Appellants, Emma Hardeman (the grandmother), Eleanor Hardeman (the daughter), and Charles and Eric Hardeman (the grandchildren), brought suit against MARTA and one of its bus operators, Melvin Brown, alleging that when they boarded a MARTA bus a dispute arose as to the fare required for four-year-old Eric. The appellants contend that during the course of the disagreement Brown drove the bus in such a manner as to cause physical and emotional injury to appellants and that Brown used abusive and insulting language which caused them emotional distress.
At the close of the evidence, all counts of appellants' complaint were dismissed except one which sought damages far "injury to the peace, happiness, and/or feelings" of the appellants. The jury returned a verdict in favor of MARTA and Brown.
1. The trial court did not err in refusing to allow cross-examination of Melvin Brown as to the contents of his employment records for purposes of impeachment. Appellants contend that his answers to interrogatories contained a possible discrepancy as to the number of passenger complaints received by MARTA during Brown's period of employment. The answers to interrogatories were not introduced into evidence and Brown did not testify as to the number of such complaints.
Code Ann. 38-1803 provides: "A witness may be impeached by contradictory statements previously made by him as to matters relevant to his testimony and to the case. Before contradictory statements may be proved against him (unless they are written statements made under oath in connection with some judicial proceedings), the time, place, persOn, and circumstances attending the former statement shall be called to his mind with as much certainty as possible; and if in writing, the same shall be shown to him, or read in his hearing, if in existence; and to lay this foundation, he may be recalled at any time."

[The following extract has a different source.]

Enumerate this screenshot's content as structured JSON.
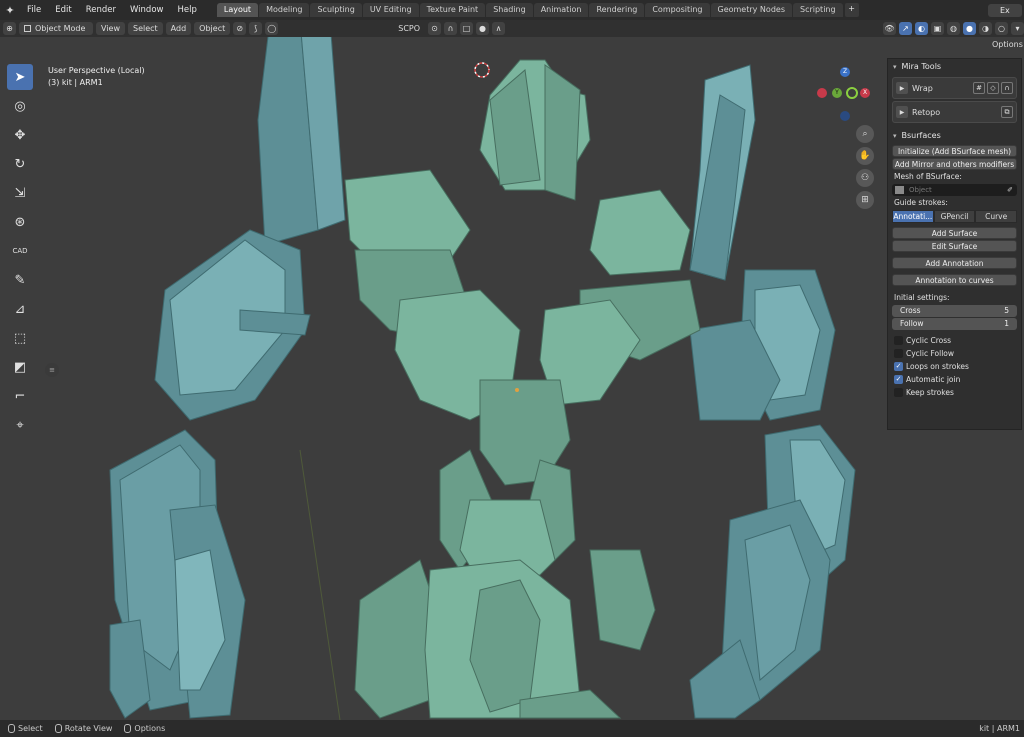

In this case, as no statement was made by Brown which could be contradicted no foundation could be laid for impeachment purposes. Thus, the appellants sought to cross-examine the witness on an irrelevant matter. "The right of cross examination is not abridged where cross examination of the witness to irrelevant matters is not permitted. The trial court has a discretion to control the right of cross examination within reasonable grounds, and the exercise of this discretion will not be controlled unless abused." Pope v. Firestone Tire &c. Co., 150 Ga. App. 396
, 399 (258 SE2d 14
) (1979). We find no abuse of the trial court's discretion.
2. The trial court did not err in excluding the personnel records of Melvin Brown on the grounds that they were irrelevant. Appellant contends that they were relevant and admissible for the purpose of showing knowledge and notice as to defendant MARTA. As the record does not show any attempt was made by the appellant to introduce the personnel file into evidence and there is nothing in the record to show that the trial court ordered the record excluded from evidence, there is nothing for this court to review on appeal. Rasberry v. State, 139 Ga. App. 189 (228 SE2d 186) (1976)
Allan L. Galbraith, Irwin M. Ellerin, for appellant.